While profit is not the ultimate goal, research shows that companies with high levels of purpose grow faster, have higher profitability and outperform the market by 5% to 7% per year – on par with companies with best-in-class governance and innovative capabilities.
Many organisations will emerge from this crisis reshaped and revitalised – learning how to self-disrupt and change the way they do business, particularly when it comes to digital.
The slowing of global commerce as a result of COVID-19 has had wide-ranging impacts, causing businesses to fold and drying up demand worldwide. But it has also shown how organisations can mobilise when forced to do so. Emerging digital technologies allowed millions of workers to continue to work remotely and helped thousands of businesses keep moving during this unprecedented crisis. There is more to do in this area, particularly as we return to a new normal and companies re-examine how to prepare for the next big threat.
Many organisations will emerge from this crisis reshaped and revitalised – learning how to self-disrupt and change the way they do business, particularly when it comes to digital. Amazon, Birchbox, Uber, Airbnb, Twitch, Zynga, PillPack, Trov and Klarna are examples of businesses that previously emerged on the back of disruptive business models. Meanwhile, established brands, such as Burberry, GE and Nordstrom, all previously recognised the changing landscape and impending threat to their business models, choosing to self-disrupt and embrace digital transformation head-on to survive and thrive. Many more will follow as the world starts to spin again.

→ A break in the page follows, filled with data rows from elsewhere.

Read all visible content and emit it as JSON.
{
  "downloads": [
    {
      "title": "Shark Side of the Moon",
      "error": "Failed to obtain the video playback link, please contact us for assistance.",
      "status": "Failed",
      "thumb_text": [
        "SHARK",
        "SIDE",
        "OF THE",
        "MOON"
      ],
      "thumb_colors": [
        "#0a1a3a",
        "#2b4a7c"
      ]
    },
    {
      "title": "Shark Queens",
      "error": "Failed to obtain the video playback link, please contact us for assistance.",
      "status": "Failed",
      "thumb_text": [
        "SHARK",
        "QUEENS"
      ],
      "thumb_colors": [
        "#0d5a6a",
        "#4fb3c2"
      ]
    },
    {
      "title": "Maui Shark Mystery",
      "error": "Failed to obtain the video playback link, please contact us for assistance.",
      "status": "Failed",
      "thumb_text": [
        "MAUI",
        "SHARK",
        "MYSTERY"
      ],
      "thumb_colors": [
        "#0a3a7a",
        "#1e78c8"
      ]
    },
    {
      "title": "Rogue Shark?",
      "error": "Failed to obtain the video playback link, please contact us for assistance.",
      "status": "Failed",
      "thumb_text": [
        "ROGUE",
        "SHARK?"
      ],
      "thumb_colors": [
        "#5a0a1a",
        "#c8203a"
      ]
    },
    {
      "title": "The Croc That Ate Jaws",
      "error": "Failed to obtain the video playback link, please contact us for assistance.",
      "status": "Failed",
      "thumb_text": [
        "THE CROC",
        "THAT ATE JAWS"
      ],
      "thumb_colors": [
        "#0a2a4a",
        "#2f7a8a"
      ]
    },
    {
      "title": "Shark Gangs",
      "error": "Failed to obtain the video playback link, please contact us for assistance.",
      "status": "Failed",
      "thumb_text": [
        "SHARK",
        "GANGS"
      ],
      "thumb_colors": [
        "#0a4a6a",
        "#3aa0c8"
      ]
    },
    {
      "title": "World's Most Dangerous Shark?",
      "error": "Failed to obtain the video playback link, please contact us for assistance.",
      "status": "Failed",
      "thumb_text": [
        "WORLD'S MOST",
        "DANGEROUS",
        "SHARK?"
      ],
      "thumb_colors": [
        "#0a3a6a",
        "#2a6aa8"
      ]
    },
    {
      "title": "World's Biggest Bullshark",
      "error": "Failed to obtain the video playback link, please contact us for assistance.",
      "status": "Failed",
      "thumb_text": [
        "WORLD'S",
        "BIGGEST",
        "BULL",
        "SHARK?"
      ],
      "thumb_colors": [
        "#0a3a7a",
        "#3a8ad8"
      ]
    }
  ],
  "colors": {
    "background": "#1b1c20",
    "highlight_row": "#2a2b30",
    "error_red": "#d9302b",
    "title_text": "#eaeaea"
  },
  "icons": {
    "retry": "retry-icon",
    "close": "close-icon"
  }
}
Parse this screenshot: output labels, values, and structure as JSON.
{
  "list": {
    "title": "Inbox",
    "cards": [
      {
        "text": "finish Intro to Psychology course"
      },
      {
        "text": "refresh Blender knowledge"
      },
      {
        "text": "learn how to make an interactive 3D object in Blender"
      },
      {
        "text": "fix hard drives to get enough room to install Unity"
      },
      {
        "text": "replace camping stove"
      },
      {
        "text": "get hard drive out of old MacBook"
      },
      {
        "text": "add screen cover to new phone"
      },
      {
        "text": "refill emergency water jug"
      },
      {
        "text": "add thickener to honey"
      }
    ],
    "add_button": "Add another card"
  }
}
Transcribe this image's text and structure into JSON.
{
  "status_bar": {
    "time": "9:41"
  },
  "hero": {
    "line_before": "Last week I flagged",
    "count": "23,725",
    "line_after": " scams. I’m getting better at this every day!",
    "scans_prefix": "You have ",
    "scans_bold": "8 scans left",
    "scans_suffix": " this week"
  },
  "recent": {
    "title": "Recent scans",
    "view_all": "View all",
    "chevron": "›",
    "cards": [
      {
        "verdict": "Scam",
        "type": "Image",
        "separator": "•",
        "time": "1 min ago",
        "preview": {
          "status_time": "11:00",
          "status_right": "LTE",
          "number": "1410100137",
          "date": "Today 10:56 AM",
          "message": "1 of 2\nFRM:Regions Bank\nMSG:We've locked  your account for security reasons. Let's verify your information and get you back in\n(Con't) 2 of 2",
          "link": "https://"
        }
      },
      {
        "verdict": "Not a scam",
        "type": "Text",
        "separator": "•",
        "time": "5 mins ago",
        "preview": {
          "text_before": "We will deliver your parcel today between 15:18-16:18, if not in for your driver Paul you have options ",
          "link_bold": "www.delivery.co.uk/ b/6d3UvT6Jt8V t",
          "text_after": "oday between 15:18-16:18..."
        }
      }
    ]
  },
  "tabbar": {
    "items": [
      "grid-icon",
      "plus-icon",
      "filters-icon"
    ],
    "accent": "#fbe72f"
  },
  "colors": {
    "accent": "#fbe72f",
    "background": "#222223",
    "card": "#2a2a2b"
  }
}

COVID-19 has also demonstrated how agile companies can pivot and shift their entire business model to respond to changing needs. McLaren, Nissan, Dyson and Airbus have all refocused to collaborate in the production of ventilators. Perfume-makers, including Givenchy and Christian Dior, have switched production to hand sanitisers, as have alcohol giants such as Absolut Vodka and Brewdog. The Spanish fashion retailer Zara is sourcing material to make masks and hospital gowns to aid in the fight against the coronavirus.
The dynamic nature of business today means constant change, and in order to stay relevant, companies need to be able to pivot quickly. But many organisations were not built to support such rapid change. In uncertain times, how quickly can leaders move their two most valuable assets – people and money – across the business to where they are needed?
Few businesses have that level of flexibility but are finding that finance plays an important role in helping to increase agility to meet the challenges of change and uncertainty. In finance, the business systems that used to get the job done – however painfully or imperfectly – are now slowing organisations down. In addition to transforming the systems they use, finance leaders must also overhaul their processes, the way they think about recruiting and developing skills, and how they plan and measure success.
There is no crystal ball for the CFO. Yet the perfect storm of persistent change, digital transformation and the demand from business leaders for insights to enable faster and more efficient reactions to a multitude of threats puts the finance function in a great position to lead from the front. Technology will continue to evolve, management teams will need to balance the demands of employees and customers with those of investors and shareholders, and societal change will force businesses to be more thoughtful than ever before about their practices. All of which means businesses need to embrace agility head-on.